We've voted to leave: what now for information governance?
The result of the referendum last Thursday will have major implications in many areas of law, and none more so than information governance.
Most of the laws in this area are derived from European legislation, and there must now be uncertainty about whether the new General Data Protection Regulation will ever be fully implemented in the UK. As I write, it is becoming painfully clear that our government has no real plan for delivering the result of the referendum and enabling the UK to leave the EU. In any case, there are likely to be lengthy and difficult negotiations with our (soon to be former) European partners about what laws the EU requires us to keep as a price for continuing access to the single market, if indeed that's the desired outcome.
In short, no-one really knows how this will play out and what the future holds. I've set out below some of my thoughts on what may happen in the area of information governance.
The effect on existing laws
The Data Protection Act, the Privacy and Electronic Communications Regulations, the Re-use of Public Sector Information Regulations, the Environmental Information Regulations – all of these are examples of UK laws derived from EU directives. For primary legislation, such as the DPA, leaving the EU will have no immediate effect. For secondary legislation, such as the EIRs, the situation is more complicated. These were made under powers derived from the European Communities Act 1972, which is the statute that governs our membership of the EU. Some in the 'leave' campaign have argued for the repeal of the ECA, but this is unlikely to happen any time soon. The regulations will therefore remain UK law for the foreseeable future.
However, the whole thrust of the leave campaign was for the UK to 'take control' of its own laws, and many on the political right have long argued that EU legislation imposes too many burdens on UK enterprises. It is possible that some of our existing information governance regulations will be in the firing line when it comes to the fundamental review of EU-inspired legislation that will inevitably take place at some point in the future. At this stage we just don't know when this might happen or what the consequences will be.

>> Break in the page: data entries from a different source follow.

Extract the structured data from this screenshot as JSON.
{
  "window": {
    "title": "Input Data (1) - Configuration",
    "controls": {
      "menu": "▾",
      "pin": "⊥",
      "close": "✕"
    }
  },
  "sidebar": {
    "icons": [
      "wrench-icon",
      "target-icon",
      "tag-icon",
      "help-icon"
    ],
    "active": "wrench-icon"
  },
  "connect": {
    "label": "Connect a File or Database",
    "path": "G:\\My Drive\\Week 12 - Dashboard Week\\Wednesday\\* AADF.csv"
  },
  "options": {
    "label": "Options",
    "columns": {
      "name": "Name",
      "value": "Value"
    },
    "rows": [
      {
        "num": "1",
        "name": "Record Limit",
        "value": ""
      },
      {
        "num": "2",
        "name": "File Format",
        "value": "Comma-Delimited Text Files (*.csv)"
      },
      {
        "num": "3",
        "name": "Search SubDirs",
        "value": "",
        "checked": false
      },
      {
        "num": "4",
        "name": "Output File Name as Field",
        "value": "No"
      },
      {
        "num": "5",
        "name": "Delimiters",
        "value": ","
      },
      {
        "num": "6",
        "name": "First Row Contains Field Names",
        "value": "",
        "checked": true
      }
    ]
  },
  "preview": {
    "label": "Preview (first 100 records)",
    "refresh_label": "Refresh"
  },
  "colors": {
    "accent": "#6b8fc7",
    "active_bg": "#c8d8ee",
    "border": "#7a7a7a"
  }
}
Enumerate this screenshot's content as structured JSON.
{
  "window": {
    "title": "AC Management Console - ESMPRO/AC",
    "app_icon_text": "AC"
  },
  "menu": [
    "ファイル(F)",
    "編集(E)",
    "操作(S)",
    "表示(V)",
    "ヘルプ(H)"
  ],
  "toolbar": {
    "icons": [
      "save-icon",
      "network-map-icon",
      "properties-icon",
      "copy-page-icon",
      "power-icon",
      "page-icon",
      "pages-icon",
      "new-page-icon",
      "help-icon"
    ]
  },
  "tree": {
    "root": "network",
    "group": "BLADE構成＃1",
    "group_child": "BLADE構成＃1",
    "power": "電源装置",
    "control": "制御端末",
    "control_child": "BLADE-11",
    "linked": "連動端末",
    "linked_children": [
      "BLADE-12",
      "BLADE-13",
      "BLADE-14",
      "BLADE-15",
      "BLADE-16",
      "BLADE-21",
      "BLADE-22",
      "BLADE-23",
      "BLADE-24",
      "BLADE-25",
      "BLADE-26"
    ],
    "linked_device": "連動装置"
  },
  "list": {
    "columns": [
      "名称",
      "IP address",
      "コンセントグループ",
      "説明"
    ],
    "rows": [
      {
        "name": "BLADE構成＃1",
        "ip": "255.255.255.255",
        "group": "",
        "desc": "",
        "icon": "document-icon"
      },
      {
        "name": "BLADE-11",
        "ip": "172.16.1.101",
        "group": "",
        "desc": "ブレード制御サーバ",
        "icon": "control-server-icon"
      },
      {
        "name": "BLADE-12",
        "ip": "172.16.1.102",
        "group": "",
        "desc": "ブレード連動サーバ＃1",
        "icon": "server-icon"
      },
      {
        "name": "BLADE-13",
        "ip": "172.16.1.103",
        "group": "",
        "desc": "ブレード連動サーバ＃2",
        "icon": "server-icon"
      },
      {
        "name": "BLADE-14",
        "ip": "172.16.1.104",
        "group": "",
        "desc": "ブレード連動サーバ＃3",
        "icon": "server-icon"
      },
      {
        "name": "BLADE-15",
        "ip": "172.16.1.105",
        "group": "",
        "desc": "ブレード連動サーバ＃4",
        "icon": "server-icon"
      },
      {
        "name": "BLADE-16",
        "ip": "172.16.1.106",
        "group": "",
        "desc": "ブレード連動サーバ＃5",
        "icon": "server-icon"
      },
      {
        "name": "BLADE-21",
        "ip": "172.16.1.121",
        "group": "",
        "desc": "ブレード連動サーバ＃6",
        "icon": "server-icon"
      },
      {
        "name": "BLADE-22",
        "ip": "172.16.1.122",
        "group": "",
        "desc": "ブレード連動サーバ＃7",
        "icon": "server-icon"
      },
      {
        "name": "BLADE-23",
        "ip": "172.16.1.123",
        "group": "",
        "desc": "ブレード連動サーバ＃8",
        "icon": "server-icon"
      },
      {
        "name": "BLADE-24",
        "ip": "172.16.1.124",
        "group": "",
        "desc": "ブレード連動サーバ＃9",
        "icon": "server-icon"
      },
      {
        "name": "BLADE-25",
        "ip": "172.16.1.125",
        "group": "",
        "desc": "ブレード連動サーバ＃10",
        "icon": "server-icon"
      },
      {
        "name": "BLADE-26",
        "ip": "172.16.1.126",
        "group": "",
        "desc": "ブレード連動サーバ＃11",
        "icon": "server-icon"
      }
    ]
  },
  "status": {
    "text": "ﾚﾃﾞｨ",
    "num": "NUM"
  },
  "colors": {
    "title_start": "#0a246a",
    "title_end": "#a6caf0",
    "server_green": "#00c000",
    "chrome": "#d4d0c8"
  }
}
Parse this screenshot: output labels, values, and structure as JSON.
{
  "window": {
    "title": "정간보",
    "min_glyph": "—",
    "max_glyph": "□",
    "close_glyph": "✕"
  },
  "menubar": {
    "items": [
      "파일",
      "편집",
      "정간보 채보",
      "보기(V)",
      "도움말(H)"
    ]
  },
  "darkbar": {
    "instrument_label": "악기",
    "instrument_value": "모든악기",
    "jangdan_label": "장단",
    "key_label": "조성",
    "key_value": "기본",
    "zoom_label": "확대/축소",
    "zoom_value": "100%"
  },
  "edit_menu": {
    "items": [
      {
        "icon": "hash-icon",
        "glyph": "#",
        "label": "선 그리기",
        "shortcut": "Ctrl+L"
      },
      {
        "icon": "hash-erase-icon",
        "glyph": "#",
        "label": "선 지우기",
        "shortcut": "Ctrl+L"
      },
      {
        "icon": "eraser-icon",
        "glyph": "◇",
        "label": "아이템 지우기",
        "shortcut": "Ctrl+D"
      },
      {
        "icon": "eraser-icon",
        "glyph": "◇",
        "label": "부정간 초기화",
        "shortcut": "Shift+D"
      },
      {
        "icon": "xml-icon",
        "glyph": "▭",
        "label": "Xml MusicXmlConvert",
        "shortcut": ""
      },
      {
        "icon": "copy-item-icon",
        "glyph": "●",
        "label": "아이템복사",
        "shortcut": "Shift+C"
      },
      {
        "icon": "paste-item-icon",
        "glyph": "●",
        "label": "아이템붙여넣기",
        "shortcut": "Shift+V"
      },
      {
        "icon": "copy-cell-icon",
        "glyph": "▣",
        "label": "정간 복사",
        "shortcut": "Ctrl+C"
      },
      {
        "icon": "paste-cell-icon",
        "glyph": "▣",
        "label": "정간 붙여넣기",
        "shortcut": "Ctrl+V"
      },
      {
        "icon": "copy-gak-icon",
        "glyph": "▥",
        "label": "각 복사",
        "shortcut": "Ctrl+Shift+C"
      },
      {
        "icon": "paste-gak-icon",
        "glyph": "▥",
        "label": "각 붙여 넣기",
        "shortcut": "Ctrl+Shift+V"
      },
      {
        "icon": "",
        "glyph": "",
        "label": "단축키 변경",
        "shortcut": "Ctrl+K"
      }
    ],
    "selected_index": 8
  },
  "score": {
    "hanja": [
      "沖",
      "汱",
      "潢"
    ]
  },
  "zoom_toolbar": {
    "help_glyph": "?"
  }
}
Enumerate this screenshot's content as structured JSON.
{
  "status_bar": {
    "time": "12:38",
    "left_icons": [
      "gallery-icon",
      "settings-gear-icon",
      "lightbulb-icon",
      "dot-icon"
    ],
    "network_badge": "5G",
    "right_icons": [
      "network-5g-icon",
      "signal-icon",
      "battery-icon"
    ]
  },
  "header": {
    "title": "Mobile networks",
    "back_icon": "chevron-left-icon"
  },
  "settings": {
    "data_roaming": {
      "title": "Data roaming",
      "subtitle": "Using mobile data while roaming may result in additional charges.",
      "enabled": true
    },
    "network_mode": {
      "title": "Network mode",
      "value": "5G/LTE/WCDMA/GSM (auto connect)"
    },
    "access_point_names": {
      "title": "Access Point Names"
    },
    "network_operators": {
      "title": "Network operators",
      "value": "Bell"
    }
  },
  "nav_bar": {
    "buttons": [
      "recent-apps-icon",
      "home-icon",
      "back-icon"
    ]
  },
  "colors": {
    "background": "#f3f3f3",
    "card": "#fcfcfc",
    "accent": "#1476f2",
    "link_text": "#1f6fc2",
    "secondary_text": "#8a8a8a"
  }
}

A further consideration is that our information governance laws are heavily influenced by judicial decisions at a European level, and the domestic courts have taken into account EU directives and EU case law in reaching their own decisions. For instance, the Google Spain case, which established a right to be forgotten, is a decision of the Court of Justice of the EU. As and when the UK leaves the EU, it is likely to result in a greater degree of uncertainty because parties will no longer be able to rely on previous decisions with confidence. We may see an increase in data protection litigation.
What about the GDPR?
The EU's flagship new data protection law, the General Data Protection Regulation, was passed earlier this year. It becomes directly effective in all EU member states from 25 May 2018. But will the UK still be a member in 2018? Will the GDPR apply to UK-based data controllers? Whilst we don't yet know the answers to these questions, it does now seem less likely that the GDPR will apply in the UK from that date. A pro-leave government is very unlikely to welcome a new EU law imposing what they will see as greater burdens on organisations coming into force during the period in which it is negotiating to leave the EU.
Nevertheless, there are good reasons to believe that UK organisations will need to comply with the GDPR, or at least something like it, from May 2018. Firstly, the GDPR has broad territorial scope and therefore data controllers offering goods or services to individuals in the EU, or monitoring their behaviour, will still need to prepare to comply with it. Secondly, if the UK were to retain its access to the single market as a member of the European Economic Area but outside the EU, as Norway currently is, then we would also need to comply with the GDPR. And thirdly, the UK may in any case need to enact legislation giving an 'equivalent' level of protection to personal data in order to continue to trade with the EU.
The ICO has issued a short statement on the implications of the referendum. It says:
“If the UK is not part of the EU, then upcoming EU reforms to data protection law would not directly apply to the UK. But if the UK wants to trade with the Single Market on equal terms we would have to prove 'adequacy' - in other words UK data protection standards would have to be equivalent to the EU's General Data Protection Regulation framework starting in 2018."
As with so many other areas of law, the implications of our vote last Thursday may take some time to become clear. We will continue to keep you updated on developments as they occur.